======== MATERIAL FOR THE TASK ========

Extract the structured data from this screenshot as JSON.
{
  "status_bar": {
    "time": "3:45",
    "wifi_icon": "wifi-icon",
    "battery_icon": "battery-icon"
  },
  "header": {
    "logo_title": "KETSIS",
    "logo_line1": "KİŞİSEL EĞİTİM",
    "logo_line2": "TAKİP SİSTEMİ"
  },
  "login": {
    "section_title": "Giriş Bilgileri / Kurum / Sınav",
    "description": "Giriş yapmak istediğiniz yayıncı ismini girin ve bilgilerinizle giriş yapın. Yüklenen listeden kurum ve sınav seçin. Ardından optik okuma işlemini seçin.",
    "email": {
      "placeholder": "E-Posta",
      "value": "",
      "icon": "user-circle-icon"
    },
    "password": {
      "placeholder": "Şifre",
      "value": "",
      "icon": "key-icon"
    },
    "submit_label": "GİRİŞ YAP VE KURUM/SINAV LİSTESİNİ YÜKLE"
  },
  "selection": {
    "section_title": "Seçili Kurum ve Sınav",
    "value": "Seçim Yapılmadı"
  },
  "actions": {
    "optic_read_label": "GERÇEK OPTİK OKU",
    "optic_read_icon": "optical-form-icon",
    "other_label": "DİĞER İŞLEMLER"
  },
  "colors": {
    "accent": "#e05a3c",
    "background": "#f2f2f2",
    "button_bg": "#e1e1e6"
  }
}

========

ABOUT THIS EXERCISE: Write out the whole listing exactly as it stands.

RESULT OF THIS EXERCISE:
Extract the structured data from this screenshot as JSON.
{
  "status_bar": {
    "time": "3:45",
    "wifi_icon": "wifi-icon",
    "battery_icon": "battery-icon"
  },
  "header": {
    "logo_title": "KETSIS",
    "logo_line1": "KİŞİSEL EĞİTİM",
    "logo_line2": "TAKİP SİSTEMİ"
  },
  "login": {
    "section_title": "Giriş Bilgileri / Kurum / Sınav",
    "description": "Giriş yapmak istediğiniz yayıncı ismini girin ve bilgilerinizle giriş yapın. Yüklenen listeden kurum ve sınav seçin. Ardından optik okuma işlemini seçin.",
    "email": {
      "placeholder": "E-Posta",
      "value": "",
      "icon": "user-circle-icon"
    },
    "password": {
      "placeholder": "Şifre",
      "value": "",
      "icon": "key-icon"
    },
    "submit_label": "GİRİŞ YAP VE KURUM/SINAV LİSTESİNİ YÜKLE"
  },
  "selection": {
    "section_title": "Seçili Kurum ve Sınav",
    "value": "Seçim Yapılmadı"
  },
  "actions": {
    "optic_read_label": "GERÇEK OPTİK OKU",
    "optic_read_icon": "optical-form-icon",
    "other_label": "DİĞER İŞLEMLER"
  },
  "colors": {
    "accent": "#e05a3c",
    "background": "#f2f2f2",
    "button_bg": "#e1e1e6"
  }
}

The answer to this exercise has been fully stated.